But while the number of practicing Christians has declined — and make no mistake, that number has declined — that decline has done nothing to diminish the secularized spirit of the season, and while some retailers pay token homage to the Nativity, most bet on the more glamorous and profitable aspects of gift giving and celebration.


Why, we’ve even extended the season to at least the day after Thanksgiving (Black Friday) in order to give retail businesses a longer period to attract customers, a greater opportunity to turn a profit. Some sales even begin on Thanksgiving Day, thus diminishing one religious holiday while trampling on the religious origins of the next.


Oh, I still love Christmas, as anyone who has read the Short Rows over the years will attest.
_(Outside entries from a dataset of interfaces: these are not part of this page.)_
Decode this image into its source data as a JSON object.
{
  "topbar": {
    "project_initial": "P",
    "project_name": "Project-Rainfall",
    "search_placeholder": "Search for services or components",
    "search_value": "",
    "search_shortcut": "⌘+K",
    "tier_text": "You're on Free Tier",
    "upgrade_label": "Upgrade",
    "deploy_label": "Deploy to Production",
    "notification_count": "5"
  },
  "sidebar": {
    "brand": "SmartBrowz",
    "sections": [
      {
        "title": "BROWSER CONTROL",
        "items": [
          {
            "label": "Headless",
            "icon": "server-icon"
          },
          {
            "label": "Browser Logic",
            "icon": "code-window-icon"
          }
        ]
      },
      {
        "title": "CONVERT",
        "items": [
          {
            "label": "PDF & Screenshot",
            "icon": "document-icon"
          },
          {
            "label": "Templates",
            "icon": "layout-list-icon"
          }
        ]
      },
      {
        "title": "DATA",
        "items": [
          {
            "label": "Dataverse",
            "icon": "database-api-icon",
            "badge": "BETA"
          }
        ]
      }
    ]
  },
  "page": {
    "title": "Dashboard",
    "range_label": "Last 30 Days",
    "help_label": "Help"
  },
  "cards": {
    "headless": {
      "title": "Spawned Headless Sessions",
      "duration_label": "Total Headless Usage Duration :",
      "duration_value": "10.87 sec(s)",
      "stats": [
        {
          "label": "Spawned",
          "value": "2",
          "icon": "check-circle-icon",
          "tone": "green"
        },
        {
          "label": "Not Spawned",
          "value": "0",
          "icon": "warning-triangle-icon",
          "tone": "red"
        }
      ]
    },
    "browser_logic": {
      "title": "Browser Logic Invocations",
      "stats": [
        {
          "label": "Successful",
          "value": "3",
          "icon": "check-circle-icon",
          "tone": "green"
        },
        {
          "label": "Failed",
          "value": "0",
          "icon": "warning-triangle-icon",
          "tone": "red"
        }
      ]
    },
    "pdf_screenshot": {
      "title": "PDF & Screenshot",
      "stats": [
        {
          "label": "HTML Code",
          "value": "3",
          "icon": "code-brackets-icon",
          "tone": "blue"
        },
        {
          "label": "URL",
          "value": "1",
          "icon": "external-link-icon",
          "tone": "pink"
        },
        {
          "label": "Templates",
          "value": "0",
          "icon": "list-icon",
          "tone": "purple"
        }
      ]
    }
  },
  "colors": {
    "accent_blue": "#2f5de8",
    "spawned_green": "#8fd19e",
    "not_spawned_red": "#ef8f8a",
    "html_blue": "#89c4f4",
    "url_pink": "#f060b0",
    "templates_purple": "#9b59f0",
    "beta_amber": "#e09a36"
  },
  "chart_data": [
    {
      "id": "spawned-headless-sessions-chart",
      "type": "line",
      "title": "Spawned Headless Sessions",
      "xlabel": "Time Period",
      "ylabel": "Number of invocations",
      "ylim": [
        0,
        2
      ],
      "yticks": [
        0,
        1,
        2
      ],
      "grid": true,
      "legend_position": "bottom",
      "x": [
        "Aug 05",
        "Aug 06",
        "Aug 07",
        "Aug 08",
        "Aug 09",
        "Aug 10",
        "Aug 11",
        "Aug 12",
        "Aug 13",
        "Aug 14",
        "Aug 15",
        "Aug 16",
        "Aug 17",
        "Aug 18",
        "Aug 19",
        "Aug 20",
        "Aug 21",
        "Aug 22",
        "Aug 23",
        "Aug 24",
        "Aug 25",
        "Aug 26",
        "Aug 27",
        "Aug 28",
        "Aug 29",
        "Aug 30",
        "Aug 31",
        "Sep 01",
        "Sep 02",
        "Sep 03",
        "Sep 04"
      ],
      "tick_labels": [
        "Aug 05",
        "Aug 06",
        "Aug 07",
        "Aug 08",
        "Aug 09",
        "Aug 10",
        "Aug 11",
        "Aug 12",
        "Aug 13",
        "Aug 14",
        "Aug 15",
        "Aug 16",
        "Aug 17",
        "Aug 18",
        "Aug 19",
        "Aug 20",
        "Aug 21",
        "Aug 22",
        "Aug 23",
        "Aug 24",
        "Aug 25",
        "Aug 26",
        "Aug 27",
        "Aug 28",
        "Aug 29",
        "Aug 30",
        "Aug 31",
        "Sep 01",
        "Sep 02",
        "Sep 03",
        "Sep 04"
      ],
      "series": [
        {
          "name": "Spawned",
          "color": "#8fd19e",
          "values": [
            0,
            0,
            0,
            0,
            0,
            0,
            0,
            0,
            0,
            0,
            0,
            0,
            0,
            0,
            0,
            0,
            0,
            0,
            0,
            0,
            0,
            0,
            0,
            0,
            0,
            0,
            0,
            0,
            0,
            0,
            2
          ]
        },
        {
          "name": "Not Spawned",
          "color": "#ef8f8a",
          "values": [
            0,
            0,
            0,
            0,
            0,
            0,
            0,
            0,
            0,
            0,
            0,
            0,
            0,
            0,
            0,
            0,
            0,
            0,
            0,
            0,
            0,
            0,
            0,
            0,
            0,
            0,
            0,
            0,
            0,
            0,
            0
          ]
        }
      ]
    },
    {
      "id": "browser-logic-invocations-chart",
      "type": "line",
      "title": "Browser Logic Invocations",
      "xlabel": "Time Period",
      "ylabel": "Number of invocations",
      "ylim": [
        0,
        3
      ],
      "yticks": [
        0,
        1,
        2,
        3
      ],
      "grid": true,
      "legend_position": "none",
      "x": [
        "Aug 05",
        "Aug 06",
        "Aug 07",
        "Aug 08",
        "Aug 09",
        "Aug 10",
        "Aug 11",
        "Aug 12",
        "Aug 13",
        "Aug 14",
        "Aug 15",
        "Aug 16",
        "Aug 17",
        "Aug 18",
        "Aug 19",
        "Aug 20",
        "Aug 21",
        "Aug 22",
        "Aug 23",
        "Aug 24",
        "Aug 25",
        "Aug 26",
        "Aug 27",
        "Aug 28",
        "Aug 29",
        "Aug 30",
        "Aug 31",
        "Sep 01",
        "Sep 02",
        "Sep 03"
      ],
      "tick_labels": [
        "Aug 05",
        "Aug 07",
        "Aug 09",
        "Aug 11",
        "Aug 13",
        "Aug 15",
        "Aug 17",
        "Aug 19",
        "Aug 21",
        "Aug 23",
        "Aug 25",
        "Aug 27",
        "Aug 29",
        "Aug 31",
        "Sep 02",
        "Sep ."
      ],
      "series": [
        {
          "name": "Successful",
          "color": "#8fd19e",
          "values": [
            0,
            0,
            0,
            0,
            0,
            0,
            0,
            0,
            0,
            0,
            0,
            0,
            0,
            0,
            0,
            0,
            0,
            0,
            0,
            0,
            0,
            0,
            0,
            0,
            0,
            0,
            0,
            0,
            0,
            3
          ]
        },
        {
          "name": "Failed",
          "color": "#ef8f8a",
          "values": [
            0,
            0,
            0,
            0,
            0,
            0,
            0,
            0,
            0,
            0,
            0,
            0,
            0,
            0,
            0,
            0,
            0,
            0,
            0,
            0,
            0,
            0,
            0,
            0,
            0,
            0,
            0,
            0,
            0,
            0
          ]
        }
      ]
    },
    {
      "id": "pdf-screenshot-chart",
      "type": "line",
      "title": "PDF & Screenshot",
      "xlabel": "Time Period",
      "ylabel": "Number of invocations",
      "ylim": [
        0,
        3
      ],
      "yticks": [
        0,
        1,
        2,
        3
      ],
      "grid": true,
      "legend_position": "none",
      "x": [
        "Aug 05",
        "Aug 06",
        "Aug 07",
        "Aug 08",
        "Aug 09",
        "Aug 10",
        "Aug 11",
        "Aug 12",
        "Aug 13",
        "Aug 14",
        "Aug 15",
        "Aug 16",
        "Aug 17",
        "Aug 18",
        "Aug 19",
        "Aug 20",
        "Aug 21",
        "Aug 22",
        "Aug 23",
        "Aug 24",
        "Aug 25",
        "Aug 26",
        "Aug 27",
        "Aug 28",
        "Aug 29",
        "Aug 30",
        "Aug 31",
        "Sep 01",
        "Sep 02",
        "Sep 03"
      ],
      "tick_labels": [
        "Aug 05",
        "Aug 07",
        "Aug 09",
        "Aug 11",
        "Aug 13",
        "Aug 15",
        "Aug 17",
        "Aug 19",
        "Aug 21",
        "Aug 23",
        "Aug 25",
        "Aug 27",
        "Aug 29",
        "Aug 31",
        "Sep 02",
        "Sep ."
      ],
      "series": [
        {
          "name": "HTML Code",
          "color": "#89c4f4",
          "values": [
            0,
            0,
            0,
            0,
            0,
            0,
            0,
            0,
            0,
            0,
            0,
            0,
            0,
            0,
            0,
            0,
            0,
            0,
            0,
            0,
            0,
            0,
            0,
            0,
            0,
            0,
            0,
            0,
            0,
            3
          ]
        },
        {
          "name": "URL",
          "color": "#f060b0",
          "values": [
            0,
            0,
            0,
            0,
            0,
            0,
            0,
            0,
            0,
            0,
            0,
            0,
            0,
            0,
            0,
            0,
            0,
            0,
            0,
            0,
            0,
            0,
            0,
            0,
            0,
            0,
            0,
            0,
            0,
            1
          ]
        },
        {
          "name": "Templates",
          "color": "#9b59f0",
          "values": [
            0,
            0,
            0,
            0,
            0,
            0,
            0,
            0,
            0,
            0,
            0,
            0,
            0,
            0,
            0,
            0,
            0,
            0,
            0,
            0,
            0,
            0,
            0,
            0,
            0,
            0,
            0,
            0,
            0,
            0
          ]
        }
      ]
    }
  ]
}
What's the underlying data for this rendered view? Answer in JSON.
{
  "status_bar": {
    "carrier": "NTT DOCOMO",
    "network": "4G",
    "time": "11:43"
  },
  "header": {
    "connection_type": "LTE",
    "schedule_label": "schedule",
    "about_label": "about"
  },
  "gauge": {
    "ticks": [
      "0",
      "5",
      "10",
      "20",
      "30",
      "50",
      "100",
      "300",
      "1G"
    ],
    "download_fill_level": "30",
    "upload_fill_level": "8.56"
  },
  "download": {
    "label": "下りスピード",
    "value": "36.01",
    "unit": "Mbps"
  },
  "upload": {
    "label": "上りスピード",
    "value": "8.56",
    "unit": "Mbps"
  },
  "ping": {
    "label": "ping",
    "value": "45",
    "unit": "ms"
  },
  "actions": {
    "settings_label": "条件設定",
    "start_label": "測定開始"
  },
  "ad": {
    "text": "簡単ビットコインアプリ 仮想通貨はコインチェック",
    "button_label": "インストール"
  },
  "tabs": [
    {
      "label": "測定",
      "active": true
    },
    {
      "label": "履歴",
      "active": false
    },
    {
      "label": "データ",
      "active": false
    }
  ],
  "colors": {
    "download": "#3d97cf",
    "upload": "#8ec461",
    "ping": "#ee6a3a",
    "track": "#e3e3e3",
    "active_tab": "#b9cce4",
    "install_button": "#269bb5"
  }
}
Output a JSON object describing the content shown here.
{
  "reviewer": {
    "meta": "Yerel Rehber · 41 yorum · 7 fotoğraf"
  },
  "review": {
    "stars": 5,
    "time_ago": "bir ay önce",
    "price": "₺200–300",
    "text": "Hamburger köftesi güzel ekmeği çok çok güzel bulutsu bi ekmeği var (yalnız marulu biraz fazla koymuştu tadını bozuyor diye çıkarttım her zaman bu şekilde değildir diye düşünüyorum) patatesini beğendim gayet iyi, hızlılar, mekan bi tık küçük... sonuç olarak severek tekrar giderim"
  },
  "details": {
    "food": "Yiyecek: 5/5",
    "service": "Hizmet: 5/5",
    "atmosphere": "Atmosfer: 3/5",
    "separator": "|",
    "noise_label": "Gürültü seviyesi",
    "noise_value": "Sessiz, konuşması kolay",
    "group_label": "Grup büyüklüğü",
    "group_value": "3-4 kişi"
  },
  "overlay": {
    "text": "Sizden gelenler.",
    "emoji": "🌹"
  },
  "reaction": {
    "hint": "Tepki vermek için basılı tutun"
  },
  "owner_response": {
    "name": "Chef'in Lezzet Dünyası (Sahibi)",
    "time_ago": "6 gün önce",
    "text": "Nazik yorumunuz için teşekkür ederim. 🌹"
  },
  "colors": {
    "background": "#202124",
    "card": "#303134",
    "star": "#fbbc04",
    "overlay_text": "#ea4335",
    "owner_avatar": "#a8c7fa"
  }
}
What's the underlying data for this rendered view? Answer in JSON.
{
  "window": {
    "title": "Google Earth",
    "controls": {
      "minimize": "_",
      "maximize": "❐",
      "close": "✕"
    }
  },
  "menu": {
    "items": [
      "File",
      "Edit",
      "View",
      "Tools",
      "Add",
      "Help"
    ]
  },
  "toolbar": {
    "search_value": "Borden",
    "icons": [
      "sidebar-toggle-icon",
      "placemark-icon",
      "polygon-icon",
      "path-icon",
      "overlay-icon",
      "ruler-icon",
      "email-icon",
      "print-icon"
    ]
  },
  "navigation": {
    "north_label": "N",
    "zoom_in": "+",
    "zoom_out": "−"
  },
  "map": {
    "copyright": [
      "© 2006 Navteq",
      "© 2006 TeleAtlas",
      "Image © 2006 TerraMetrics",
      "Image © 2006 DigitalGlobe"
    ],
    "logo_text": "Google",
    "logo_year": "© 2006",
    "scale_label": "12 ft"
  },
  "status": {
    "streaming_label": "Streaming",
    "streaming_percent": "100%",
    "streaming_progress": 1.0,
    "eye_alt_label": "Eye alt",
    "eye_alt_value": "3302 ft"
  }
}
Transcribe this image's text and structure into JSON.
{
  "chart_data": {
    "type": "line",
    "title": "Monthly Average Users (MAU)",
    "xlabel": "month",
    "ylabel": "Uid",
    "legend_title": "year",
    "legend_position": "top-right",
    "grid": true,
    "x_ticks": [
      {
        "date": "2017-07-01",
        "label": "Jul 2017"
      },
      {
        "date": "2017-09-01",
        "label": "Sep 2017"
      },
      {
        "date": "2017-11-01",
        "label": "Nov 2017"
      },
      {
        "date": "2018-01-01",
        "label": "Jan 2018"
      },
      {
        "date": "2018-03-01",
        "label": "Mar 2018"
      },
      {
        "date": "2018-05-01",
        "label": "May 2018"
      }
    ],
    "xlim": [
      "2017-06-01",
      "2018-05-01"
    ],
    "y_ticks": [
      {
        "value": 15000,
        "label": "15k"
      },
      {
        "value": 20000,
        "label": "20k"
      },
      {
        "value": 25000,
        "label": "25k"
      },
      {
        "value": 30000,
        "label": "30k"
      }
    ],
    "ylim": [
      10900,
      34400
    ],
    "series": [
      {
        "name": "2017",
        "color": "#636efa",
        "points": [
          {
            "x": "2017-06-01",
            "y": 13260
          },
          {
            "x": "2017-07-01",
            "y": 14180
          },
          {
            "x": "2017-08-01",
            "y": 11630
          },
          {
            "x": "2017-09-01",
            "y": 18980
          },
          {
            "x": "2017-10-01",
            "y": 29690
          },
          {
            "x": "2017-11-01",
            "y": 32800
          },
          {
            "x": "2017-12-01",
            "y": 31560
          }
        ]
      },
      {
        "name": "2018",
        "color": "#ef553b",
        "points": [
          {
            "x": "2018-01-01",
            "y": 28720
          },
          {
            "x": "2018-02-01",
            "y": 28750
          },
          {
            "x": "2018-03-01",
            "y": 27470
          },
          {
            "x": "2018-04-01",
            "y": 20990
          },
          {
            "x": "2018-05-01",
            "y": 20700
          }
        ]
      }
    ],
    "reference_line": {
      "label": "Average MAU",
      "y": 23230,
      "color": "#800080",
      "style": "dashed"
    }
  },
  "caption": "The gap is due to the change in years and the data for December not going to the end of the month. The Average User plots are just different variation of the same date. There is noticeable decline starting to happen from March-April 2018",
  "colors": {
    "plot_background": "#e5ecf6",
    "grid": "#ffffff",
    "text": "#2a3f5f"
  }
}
I still read “The Night Before Christmas” each Christmas Eve to whatever grandchildren are still inclined to listen, though I must say the number is rapidly declining as they grow older.


And we love the family gatherings that have become an important part of our Christmas Eve at home. But the memories of Christmases past that are most poignant are of “Silent Night” sung in a candlelit sanctuary among fellow church members, of late night services celebrating the arrival of a babe, traditionally at midnight.


Santa Claus has his place and I am forever a defender of the spirit engendered by Saint Nicholas, who lived in the 3rd century. Nicholas was orphaned at a young age and inherited his parents’ considerable wealth. A devout Christmas, he obeyed Jesus’ words to “sell what you own and give the money to the poor.” His entire life was devoted to helping the needy, the sick and the suffering, and he was especially kind to children.


Nicholas’s generosity and resulting popularity among the people of Asia Minor drew the ire of the Roman emperor, Diocletian, a ruthless persecutor of Christians. He had Nicholas exiled and thrown in prison. Eventually released, he continued to labor in the emerging Roman church and was canonized some time after his death.


Saint Nicholas is hardly the image that Coca Cola has attached to Santa Claus, but he was, as we would say, the Real McCoy, and embodied the spirit of giving that more accurately touches on the greatest gift of all — the gift to man of God’s only son.